Problem to solve –
For the data below, count the lines that have the string "fangwumingcheng" and state that number by itself.

- - - - -

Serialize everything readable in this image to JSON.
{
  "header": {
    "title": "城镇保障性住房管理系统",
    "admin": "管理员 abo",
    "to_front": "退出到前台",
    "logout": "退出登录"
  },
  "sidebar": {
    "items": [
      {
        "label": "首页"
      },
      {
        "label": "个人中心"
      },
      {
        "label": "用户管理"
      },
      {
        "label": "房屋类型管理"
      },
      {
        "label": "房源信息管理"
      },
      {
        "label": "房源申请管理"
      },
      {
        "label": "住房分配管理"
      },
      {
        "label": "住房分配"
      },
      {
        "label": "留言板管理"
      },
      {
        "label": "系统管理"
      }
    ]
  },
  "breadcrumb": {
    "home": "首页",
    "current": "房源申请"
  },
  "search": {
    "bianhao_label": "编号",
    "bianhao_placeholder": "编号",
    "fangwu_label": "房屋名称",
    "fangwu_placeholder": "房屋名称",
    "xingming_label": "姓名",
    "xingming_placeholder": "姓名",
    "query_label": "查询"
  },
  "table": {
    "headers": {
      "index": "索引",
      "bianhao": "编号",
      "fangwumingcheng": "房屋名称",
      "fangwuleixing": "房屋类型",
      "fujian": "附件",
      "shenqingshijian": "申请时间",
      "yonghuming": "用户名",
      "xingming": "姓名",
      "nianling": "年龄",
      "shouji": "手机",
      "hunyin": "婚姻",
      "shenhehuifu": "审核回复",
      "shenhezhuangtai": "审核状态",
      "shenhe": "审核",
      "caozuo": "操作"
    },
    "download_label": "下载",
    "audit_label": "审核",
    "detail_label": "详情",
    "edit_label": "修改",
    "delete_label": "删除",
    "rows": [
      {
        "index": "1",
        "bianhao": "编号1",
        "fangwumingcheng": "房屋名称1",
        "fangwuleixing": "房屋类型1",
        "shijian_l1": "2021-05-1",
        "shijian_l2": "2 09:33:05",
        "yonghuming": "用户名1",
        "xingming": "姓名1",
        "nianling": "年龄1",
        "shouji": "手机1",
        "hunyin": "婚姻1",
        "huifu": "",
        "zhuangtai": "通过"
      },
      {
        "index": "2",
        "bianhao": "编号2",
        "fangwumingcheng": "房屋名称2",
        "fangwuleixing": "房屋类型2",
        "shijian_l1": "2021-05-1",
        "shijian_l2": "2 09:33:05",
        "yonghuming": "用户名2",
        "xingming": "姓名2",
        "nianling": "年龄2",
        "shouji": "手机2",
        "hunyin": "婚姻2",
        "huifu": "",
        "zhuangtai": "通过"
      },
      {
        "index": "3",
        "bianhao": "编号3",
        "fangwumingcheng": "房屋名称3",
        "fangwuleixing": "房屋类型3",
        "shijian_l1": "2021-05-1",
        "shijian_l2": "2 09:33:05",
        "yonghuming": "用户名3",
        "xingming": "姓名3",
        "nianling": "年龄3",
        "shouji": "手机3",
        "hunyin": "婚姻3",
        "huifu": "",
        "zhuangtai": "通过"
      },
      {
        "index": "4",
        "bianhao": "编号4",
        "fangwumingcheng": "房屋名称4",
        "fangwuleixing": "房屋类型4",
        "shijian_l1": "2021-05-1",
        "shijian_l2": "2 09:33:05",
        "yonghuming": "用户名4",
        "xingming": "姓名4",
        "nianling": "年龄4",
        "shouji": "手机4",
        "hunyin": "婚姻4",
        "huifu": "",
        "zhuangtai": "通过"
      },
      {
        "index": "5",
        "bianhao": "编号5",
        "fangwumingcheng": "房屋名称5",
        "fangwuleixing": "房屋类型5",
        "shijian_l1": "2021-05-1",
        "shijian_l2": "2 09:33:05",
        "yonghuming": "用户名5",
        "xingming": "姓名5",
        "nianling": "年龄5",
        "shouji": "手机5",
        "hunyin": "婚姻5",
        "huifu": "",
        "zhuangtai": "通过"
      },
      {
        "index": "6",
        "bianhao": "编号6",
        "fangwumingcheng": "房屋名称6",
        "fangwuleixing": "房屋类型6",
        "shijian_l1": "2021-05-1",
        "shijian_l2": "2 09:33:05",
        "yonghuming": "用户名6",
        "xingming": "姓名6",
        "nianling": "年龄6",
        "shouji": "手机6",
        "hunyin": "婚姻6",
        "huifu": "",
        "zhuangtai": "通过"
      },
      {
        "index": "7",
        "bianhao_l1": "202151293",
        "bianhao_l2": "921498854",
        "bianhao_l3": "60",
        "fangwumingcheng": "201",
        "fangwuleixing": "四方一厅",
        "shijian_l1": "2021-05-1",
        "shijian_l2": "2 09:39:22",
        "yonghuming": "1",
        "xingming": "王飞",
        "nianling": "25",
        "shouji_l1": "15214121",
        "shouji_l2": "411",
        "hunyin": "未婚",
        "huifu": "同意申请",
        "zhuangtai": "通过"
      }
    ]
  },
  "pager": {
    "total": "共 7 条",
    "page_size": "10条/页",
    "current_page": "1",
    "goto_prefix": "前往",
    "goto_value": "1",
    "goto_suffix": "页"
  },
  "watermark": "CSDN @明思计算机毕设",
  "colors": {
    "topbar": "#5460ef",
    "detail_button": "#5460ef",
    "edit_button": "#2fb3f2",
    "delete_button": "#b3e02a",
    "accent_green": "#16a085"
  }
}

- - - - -

Solution to this task –
8